Information supplied →
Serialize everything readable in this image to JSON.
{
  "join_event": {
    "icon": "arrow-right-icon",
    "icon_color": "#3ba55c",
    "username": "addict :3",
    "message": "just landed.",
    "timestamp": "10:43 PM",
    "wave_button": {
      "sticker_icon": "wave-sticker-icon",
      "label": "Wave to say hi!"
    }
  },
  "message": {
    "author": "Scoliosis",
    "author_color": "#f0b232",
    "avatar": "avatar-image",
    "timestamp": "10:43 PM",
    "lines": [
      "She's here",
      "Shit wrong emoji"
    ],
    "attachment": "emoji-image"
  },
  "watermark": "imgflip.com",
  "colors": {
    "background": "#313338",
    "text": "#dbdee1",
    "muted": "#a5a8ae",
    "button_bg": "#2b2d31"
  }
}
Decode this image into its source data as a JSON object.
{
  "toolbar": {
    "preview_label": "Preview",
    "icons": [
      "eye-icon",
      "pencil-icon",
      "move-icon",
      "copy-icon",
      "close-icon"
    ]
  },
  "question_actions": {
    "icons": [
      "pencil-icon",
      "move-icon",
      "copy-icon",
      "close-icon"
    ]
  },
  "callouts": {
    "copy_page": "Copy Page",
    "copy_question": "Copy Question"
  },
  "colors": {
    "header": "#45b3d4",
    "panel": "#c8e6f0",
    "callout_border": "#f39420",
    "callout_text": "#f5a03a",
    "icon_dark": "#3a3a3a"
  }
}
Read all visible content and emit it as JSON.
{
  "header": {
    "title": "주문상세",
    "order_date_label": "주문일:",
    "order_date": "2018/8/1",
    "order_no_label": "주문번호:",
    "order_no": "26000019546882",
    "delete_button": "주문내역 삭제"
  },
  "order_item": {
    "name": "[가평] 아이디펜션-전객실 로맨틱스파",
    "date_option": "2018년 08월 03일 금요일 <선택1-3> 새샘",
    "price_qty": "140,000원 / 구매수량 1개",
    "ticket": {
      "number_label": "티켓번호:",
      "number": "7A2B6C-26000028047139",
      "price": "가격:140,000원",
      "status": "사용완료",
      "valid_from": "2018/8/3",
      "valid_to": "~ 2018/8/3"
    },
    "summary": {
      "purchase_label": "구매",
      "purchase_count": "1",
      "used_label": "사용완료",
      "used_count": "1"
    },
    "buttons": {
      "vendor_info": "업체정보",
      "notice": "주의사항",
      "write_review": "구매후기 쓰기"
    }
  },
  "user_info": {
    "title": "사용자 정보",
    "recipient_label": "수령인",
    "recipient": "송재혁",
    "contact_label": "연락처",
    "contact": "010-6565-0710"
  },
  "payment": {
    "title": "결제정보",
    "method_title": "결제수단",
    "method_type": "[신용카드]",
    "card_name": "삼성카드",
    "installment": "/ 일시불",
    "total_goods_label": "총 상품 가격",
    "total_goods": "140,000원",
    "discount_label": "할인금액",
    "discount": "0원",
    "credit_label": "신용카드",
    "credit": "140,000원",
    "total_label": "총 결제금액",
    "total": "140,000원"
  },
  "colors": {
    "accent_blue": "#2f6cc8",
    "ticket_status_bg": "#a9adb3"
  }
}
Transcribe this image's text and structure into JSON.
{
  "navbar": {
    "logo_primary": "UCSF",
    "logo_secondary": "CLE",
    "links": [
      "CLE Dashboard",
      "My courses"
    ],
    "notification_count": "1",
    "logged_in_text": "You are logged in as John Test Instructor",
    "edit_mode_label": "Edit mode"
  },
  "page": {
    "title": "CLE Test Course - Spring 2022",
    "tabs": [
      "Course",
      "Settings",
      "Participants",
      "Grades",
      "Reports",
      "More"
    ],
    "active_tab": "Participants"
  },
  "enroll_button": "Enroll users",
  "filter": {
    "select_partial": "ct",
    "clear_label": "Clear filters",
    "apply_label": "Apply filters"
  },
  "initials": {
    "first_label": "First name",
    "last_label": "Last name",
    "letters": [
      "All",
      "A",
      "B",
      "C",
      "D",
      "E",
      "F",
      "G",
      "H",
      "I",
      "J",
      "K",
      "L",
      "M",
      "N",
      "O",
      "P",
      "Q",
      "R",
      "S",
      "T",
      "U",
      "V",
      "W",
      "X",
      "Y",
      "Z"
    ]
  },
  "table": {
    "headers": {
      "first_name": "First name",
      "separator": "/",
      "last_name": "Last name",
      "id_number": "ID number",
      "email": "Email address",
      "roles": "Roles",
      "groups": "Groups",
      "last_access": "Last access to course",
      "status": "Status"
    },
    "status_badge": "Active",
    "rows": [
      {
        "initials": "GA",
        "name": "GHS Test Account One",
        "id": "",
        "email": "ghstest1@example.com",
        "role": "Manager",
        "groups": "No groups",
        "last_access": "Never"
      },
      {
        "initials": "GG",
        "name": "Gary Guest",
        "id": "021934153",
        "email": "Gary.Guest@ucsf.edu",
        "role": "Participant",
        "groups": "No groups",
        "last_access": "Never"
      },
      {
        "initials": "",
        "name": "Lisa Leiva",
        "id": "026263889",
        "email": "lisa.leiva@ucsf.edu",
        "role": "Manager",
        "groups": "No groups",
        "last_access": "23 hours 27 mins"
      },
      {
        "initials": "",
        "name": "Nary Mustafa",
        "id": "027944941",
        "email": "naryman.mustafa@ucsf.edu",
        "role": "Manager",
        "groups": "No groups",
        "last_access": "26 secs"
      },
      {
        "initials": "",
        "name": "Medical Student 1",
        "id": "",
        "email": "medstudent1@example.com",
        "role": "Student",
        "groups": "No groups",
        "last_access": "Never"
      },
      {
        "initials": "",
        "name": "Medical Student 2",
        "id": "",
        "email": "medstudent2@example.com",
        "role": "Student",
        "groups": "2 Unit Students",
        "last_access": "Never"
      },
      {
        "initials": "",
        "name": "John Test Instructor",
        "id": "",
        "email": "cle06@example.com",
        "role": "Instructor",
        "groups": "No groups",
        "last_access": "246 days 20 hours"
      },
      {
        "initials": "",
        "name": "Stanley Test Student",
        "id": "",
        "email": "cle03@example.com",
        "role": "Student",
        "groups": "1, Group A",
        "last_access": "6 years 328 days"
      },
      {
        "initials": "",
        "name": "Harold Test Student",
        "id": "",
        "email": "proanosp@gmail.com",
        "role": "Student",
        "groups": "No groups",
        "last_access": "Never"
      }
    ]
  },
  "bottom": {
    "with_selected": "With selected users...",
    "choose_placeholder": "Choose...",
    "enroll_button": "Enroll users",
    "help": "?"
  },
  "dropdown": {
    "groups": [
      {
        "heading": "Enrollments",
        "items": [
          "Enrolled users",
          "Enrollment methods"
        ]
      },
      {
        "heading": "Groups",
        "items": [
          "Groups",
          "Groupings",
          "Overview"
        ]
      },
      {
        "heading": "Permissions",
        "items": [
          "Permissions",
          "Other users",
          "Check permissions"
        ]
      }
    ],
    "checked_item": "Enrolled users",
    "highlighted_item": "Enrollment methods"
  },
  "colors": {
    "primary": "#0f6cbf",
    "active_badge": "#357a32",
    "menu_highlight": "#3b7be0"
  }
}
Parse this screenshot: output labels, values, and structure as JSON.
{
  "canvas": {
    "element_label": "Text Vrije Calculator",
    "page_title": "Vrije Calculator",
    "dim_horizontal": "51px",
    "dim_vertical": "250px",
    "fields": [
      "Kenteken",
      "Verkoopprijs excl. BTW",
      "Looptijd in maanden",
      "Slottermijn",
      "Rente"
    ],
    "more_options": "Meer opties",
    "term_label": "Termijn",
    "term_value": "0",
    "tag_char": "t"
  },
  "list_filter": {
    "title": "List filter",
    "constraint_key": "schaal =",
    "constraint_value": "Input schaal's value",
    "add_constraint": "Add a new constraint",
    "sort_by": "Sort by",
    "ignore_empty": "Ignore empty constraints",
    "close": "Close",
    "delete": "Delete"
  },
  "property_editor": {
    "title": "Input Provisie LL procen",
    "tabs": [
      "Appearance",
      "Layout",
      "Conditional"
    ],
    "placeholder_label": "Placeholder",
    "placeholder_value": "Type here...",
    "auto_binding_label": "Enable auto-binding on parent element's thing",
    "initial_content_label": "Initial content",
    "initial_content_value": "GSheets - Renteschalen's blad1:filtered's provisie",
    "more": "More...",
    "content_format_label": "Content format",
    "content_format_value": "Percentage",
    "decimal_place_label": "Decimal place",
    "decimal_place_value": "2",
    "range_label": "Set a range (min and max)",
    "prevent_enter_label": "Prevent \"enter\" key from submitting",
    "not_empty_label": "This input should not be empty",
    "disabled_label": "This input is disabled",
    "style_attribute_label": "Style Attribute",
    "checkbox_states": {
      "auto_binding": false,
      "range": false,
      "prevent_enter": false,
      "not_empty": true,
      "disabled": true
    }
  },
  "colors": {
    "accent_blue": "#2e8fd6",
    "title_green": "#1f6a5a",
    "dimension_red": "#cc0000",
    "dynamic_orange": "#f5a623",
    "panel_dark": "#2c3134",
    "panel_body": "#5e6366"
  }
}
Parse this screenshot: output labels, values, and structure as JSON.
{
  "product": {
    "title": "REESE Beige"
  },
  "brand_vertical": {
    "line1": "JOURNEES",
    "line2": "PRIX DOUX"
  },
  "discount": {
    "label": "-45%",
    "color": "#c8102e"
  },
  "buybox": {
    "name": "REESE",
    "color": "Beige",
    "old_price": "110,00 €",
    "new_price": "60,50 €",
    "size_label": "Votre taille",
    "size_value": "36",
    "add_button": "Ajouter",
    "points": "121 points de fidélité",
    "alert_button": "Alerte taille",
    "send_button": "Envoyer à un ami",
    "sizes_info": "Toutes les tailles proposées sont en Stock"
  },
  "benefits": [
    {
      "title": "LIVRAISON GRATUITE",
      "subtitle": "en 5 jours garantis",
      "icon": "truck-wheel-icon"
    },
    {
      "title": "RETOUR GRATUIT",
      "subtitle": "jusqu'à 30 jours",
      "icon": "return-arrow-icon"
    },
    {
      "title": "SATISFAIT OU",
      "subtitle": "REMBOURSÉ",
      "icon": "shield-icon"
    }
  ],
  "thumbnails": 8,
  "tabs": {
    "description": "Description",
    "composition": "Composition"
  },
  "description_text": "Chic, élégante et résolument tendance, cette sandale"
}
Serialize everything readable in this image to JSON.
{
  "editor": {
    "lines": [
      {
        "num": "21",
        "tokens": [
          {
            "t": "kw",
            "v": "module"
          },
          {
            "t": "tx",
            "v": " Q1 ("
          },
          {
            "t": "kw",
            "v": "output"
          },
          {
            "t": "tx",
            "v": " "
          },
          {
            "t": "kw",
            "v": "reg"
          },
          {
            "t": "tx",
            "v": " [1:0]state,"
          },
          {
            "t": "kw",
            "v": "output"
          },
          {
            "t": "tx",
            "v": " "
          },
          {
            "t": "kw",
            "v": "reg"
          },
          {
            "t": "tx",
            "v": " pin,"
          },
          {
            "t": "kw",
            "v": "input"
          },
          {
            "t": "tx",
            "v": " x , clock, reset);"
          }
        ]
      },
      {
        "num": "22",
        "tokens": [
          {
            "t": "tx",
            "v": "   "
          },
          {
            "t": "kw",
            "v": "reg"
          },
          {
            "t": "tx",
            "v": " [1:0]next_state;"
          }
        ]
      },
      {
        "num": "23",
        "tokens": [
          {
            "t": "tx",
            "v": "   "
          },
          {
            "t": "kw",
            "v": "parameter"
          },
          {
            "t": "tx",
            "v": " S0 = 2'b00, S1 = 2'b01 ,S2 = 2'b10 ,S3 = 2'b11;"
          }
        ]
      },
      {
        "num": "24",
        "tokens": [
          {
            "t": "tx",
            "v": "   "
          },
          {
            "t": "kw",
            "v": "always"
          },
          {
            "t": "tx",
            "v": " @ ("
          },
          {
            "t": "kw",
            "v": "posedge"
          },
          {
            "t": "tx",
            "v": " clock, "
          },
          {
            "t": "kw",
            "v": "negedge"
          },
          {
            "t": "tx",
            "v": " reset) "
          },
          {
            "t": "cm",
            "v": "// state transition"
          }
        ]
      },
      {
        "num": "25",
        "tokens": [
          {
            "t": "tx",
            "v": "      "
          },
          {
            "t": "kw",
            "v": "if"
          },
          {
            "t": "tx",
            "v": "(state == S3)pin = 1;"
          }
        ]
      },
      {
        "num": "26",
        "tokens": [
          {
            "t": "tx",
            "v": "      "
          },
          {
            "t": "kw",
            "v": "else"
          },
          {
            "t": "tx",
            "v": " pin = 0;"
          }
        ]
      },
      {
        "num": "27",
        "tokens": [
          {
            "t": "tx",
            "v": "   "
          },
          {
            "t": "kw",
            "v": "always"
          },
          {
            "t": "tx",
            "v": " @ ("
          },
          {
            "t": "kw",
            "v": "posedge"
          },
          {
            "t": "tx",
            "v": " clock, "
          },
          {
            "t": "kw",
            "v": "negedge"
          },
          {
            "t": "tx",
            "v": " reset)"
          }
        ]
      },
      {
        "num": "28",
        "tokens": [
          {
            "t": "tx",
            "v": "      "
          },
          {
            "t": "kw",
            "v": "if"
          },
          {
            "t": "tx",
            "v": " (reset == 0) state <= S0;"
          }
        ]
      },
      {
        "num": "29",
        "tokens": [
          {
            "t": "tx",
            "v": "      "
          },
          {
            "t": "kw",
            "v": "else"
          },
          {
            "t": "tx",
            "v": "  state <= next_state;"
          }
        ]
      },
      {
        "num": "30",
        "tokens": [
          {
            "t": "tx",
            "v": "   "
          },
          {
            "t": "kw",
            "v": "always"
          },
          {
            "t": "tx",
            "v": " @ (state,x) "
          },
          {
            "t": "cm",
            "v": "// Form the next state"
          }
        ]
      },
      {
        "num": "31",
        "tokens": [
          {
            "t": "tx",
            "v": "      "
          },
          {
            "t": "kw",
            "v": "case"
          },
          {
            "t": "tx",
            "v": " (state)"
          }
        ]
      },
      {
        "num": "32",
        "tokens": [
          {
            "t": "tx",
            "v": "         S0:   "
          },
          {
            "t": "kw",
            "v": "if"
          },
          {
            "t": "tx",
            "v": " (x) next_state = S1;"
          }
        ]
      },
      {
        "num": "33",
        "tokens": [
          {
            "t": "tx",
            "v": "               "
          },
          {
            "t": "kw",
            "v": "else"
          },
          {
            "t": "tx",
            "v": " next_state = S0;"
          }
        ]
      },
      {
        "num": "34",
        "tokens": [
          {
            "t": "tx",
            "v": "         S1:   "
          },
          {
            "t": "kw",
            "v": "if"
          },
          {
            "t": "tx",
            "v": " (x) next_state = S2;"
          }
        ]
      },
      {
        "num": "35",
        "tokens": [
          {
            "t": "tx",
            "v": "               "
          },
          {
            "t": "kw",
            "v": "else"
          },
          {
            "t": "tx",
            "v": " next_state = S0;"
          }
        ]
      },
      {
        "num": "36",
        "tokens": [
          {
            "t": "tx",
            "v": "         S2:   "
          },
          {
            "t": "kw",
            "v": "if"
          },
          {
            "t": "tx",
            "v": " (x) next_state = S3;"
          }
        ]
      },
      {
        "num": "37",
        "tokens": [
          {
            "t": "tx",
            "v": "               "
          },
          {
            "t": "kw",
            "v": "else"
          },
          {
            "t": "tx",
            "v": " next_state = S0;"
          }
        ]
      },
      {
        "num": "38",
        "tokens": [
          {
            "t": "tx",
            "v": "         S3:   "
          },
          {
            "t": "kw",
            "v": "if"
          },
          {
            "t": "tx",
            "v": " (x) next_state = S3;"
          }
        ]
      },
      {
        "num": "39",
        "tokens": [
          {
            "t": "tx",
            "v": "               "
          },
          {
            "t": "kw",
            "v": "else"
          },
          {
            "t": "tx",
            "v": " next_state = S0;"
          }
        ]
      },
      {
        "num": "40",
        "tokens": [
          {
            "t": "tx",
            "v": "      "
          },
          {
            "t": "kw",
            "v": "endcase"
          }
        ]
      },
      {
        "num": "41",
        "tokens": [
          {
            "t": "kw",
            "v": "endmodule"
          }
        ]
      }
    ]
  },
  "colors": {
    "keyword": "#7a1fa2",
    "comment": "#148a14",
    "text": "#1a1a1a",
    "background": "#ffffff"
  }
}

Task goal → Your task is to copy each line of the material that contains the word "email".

Result below →
      "email": "Email address",
        "email": "ghstest1@example.com",
        "email": "Gary.Guest@ucsf.edu",
        "email": "lisa.leiva@ucsf.edu",
        "email": "naryman.mustafa@ucsf.edu",
        "email": "medstudent1@example.com",
        "email": "medstudent2@example.com",
        "email": "cle06@example.com",
        "email": "cle03@example.com",
        "email": "proanosp@gmail.com",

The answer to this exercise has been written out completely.